Flying Paper Boy of the Guadalupes
Queen, New Mexico
Almost everyone we know is known somewhere else, if only as a link in a family tree, a groomsmen in someone else's wedding, or on a deadbeat Dad list. Especially someone with a big monument built to honor their memory, like Frank Kindel.
But Frank came before the cyber-age, when the people who lived and worked in remote parts of the rural southwest had no wireless, no mobile service, and were 100 miles of bad road from anywhere. To stay connected, they relied on gutsy fliers like Kindel to swoop in, dropping newspapers from the sky.
When Kindel crashed his plane in 1964, he was 71 years old, pushing the envelope of "boy." We found out about his monument years ago, but only because a crude map painted on the wall of a now-defunct attraction called Llama Land had a spot marked "Flying Paper Boy Of The Guadalupes," with no other explanation. The map placed the monument somewhere in the Lincoln National Forest, but, as we learned in our first futile attempt to find it, it really should have been more specific.

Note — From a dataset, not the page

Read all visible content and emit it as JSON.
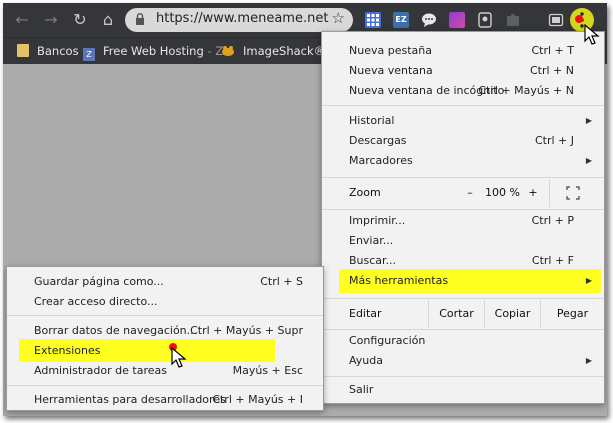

Our second attempt was made with the help of a vague recollection, which put the monument along Hwy. 137, "three or four miles off of 285. It's right by the road." Ten miles down the lonely road, we came across a natural gas drilling rig. The supervisor had no idea what we were talking about. Twenty miles further along, the road started wending up steep high-desert hills. At the top, another twenty miles or so, we hit the Lincoln National Forest from the backside, and not much farther after that, finally found Frank's monument.
It stands alone, a stone and smooth concrete obelisk, ten feet high, with a small airplane propeller affixed to the front. A dirt turnout lies between it and the road. Some crushed beer bottles in the scrub behind it remind us of the tributes left at another lonely memorial to a forgotten sky king, Carranza, The Lindbergh of Mexico.
On the monument's base, a weathered brass plate tells all we know about Kindel:
In Memoriam Frank A. Kindel
The Flying Paper Boy Of The Guadalupes
October 30, 1892 - May 31, 1964
Whatever propelled Frank A Kindel through life left an undiminishing wake.
Whether riding his unicycle in a parade, greeting and entertaining visitors to his community or dropping newspapers from his Piper Cruiser to ranchers and hunters in these Guadalupe Mountains he lived a life of service dedicated to his family, his community and his fellow man.
On his last day in life, he flew the Rev. Willis E. Plapp to this site to conduct sunrise services for members of the Pecos Valley Trail Ride.
The services were the last for Frank. He flew across the great divide into eternity when his plane crashed near this spot in the Lincoln National Forest.